[Entries taken from a collection]
━━━━━━━━━━

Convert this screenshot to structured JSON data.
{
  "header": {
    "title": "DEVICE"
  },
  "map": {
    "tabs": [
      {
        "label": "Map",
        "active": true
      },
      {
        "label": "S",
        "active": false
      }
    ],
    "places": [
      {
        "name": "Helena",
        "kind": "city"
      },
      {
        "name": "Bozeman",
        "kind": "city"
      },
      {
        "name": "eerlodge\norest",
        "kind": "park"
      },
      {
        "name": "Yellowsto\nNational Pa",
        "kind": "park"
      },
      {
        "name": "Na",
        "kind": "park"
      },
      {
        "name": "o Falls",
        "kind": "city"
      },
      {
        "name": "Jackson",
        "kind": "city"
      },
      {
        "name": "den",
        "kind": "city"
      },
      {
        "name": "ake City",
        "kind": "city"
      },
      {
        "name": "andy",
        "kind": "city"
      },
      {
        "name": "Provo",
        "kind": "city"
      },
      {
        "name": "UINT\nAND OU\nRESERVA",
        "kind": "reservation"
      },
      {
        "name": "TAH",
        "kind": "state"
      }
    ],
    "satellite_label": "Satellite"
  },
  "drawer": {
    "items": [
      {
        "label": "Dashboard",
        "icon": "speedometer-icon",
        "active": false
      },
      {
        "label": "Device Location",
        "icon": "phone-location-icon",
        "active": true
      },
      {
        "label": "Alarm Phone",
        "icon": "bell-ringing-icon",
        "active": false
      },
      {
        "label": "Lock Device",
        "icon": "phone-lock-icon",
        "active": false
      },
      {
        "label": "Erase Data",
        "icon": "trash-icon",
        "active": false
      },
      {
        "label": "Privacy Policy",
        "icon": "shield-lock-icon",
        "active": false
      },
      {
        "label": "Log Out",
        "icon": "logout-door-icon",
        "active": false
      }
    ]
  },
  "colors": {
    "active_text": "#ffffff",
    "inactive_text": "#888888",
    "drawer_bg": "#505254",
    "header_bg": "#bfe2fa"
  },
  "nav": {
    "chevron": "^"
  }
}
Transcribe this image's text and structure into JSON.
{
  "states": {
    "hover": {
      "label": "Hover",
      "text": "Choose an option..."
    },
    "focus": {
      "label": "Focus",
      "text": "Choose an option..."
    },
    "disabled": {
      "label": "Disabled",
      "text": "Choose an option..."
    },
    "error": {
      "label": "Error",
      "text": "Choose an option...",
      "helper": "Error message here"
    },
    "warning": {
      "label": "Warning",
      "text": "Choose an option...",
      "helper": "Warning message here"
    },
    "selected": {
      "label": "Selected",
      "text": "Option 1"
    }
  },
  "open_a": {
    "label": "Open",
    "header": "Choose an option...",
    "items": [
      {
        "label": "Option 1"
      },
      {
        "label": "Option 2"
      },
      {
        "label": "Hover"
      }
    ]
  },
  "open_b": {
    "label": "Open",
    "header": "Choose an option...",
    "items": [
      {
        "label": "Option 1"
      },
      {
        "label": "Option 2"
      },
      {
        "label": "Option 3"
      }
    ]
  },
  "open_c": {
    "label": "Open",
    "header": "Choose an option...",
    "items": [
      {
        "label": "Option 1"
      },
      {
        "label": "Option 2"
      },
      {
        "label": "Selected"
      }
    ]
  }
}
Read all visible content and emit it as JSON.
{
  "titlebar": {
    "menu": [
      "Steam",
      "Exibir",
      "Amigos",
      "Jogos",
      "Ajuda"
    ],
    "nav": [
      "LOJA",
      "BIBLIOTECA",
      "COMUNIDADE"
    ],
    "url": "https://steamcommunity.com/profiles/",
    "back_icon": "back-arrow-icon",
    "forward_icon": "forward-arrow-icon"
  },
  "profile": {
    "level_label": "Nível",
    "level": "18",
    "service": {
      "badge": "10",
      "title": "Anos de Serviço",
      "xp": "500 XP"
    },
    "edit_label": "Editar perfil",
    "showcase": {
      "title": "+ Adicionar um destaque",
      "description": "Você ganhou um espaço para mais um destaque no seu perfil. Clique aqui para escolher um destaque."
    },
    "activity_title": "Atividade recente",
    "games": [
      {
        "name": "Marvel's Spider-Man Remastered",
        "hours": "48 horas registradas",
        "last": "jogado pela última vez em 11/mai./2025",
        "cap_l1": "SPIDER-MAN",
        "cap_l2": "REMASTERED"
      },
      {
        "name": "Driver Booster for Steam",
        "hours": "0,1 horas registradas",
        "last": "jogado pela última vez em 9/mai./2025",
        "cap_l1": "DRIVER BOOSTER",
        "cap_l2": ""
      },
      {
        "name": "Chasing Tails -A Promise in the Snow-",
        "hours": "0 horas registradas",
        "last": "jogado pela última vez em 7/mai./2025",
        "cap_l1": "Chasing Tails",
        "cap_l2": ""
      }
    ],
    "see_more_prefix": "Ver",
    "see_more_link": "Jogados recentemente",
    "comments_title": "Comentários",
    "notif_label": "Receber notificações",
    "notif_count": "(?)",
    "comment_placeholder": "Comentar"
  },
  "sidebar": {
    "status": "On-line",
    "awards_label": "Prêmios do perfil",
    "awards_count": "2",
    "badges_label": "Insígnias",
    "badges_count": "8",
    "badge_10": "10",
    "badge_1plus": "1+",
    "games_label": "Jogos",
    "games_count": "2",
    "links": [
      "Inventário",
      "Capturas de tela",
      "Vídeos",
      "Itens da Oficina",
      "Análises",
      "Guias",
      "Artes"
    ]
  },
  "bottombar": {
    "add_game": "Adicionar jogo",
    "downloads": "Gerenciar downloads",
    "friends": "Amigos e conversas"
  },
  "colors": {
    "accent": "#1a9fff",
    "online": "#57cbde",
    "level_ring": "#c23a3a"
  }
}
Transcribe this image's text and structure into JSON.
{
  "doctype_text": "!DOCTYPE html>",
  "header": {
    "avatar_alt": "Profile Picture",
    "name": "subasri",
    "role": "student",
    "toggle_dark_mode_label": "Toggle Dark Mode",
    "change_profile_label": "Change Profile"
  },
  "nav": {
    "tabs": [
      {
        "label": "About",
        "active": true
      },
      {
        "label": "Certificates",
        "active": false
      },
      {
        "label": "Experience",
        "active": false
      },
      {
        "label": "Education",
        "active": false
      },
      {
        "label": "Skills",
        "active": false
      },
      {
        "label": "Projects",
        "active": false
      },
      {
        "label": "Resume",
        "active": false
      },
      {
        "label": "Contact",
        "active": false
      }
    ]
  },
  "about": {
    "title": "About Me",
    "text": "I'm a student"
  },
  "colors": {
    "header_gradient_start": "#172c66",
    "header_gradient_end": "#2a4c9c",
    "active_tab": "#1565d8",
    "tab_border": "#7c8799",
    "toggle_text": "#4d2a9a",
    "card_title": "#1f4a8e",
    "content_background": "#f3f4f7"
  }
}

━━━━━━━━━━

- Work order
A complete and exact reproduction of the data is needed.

- Result for this task
Convert this screenshot to structured JSON data.
{
  "header": {
    "title": "DEVICE"
  },
  "map": {
    "tabs": [
      {
        "label": "Map",
        "active": true
      },
      {
        "label": "S",
        "active": false
      }
    ],
    "places": [
      {
        "name": "Helena",
        "kind": "city"
      },
      {
        "name": "Bozeman",
        "kind": "city"
      },
      {
        "name": "eerlodge\norest",
        "kind": "park"
      },
      {
        "name": "Yellowsto\nNational Pa",
        "kind": "park"
      },
      {
        "name": "Na",
        "kind": "park"
      },
      {
        "name": "o Falls",
        "kind": "city"
      },
      {
        "name": "Jackson",
        "kind": "city"
      },
      {
        "name": "den",
        "kind": "city"
      },
      {
        "name": "ake City",
        "kind": "city"
      },
      {
        "name": "andy",
        "kind": "city"
      },
      {
        "name": "Provo",
        "kind": "city"
      },
      {
        "name": "UINT\nAND OU\nRESERVA",
        "kind": "reservation"
      },
      {
        "name": "TAH",
        "kind": "state"
      }
    ],
    "satellite_label": "Satellite"
  },
  "drawer": {
    "items": [
      {
        "label": "Dashboard",
        "icon": "speedometer-icon",
        "active": false
      },
      {
        "label": "Device Location",
        "icon": "phone-location-icon",
        "active": true
      },
      {
        "label": "Alarm Phone",
        "icon": "bell-ringing-icon",
        "active": false
      },
      {
        "label": "Lock Device",
        "icon": "phone-lock-icon",
        "active": false
      },
      {
        "label": "Erase Data",
        "icon": "trash-icon",
        "active": false
      },
      {
        "label": "Privacy Policy",
        "icon": "shield-lock-icon",
        "active": false
      },
      {
        "label": "Log Out",
        "icon": "logout-door-icon",
        "active": false
      }
    ]
  },
  "colors": {
    "active_text": "#ffffff",
    "inactive_text": "#888888",
    "drawer_bg": "#505254",
    "header_bg": "#bfe2fa"
  },
  "nav": {
    "chevron": "^"
  }
}
Transcribe this image's text and structure into JSON.
{
  "states": {
    "hover": {
      "label": "Hover",
      "text": "Choose an option..."
    },
    "focus": {
      "label": "Focus",
      "text": "Choose an option..."
    },
    "disabled": {
      "label": "Disabled",
      "text": "Choose an option..."
    },
    "error": {
      "label": "Error",
      "text": "Choose an option...",
      "helper": "Error message here"
    },
    "warning": {
      "label": "Warning",
      "text": "Choose an option...",
      "helper": "Warning message here"
    },
    "selected": {
      "label": "Selected",
      "text": "Option 1"
    }
  },
  "open_a": {
    "label": "Open",
    "header": "Choose an option...",
    "items": [
      {
        "label": "Option 1"
      },
      {
        "label": "Option 2"
      },
      {
        "label": "Hover"
      }
    ]
  },
  "open_b": {
    "label": "Open",
    "header": "Choose an option...",
    "items": [
      {
        "label": "Option 1"
      },
      {
        "label": "Option 2"
      },
      {
        "label": "Option 3"
      }
    ]
  },
  "open_c": {
    "label": "Open",
    "header": "Choose an option...",
    "items": [
      {
        "label": "Option 1"
      },
      {
        "label": "Option 2"
      },
      {
        "label": "Selected"
      }
    ]
  }
}
Read all visible content and emit it as JSON.
{
  "titlebar": {
    "menu": [
      "Steam",
      "Exibir",
      "Amigos",
      "Jogos",
      "Ajuda"
    ],
    "nav": [
      "LOJA",
      "BIBLIOTECA",
      "COMUNIDADE"
    ],
    "url": "https://steamcommunity.com/profiles/",
    "back_icon": "back-arrow-icon",
    "forward_icon": "forward-arrow-icon"
  },
  "profile": {
    "level_label": "Nível",
    "level": "18",
    "service": {
      "badge": "10",
      "title": "Anos de Serviço",
      "xp": "500 XP"
    },
    "edit_label": "Editar perfil",
    "showcase": {
      "title": "+ Adicionar um destaque",
      "description": "Você ganhou um espaço para mais um destaque no seu perfil. Clique aqui para escolher um destaque."
    },
    "activity_title": "Atividade recente",
    "games": [
      {
        "name": "Marvel's Spider-Man Remastered",
        "hours": "48 horas registradas",
        "last": "jogado pela última vez em 11/mai./2025",
        "cap_l1": "SPIDER-MAN",
        "cap_l2": "REMASTERED"
      },
      {
        "name": "Driver Booster for Steam",
        "hours": "0,1 horas registradas",
        "last": "jogado pela última vez em 9/mai./2025",
        "cap_l1": "DRIVER BOOSTER",
        "cap_l2": ""
      },
      {
        "name": "Chasing Tails -A Promise in the Snow-",
        "hours": "0 horas registradas",
        "last": "jogado pela última vez em 7/mai./2025",
        "cap_l1": "Chasing Tails",
        "cap_l2": ""
      }
    ],
    "see_more_prefix": "Ver",
    "see_more_link": "Jogados recentemente",
    "comments_title": "Comentários",
    "notif_label": "Receber notificações",
    "notif_count": "(?)",
    "comment_placeholder": "Comentar"
  },
  "sidebar": {
    "status": "On-line",
    "awards_label": "Prêmios do perfil",
    "awards_count": "2",
    "badges_label": "Insígnias",
    "badges_count": "8",
    "badge_10": "10",
    "badge_1plus": "1+",
    "games_label": "Jogos",
    "games_count": "2",
    "links": [
      "Inventário",
      "Capturas de tela",
      "Vídeos",
      "Itens da Oficina",
      "Análises",
      "Guias",
      "Artes"
    ]
  },
  "bottombar": {
    "add_game": "Adicionar jogo",
    "downloads": "Gerenciar downloads",
    "friends": "Amigos e conversas"
  },
  "colors": {
    "accent": "#1a9fff",
    "online": "#57cbde",
    "level_ring": "#c23a3a"
  }
}
Transcribe this image's text and structure into JSON.
{
  "doctype_text": "!DOCTYPE html>",
  "header": {
    "avatar_alt": "Profile Picture",
    "name": "subasri",
    "role": "student",
    "toggle_dark_mode_label": "Toggle Dark Mode",
    "change_profile_label": "Change Profile"
  },
  "nav": {
    "tabs": [
      {
        "label": "About",
        "active": true
      },
      {
        "label": "Certificates",
        "active": false
      },
      {
        "label": "Experience",
        "active": false
      },
      {
        "label": "Education",
        "active": false
      },
      {
        "label": "Skills",
        "active": false
      },
      {
        "label": "Projects",
        "active": false
      },
      {
        "label": "Resume",
        "active": false
      },
      {
        "label": "Contact",
        "active": false
      }
    ]
  },
  "about": {
    "title": "About Me",
    "text": "I'm a student"
  },
  "colors": {
    "header_gradient_start": "#172c66",
    "header_gradient_end": "#2a4c9c",
    "active_tab": "#1565d8",
    "tab_border": "#7c8799",
    "toggle_text": "#4d2a9a",
    "card_title": "#1f4a8e",
    "content_background": "#f3f4f7"
  }
}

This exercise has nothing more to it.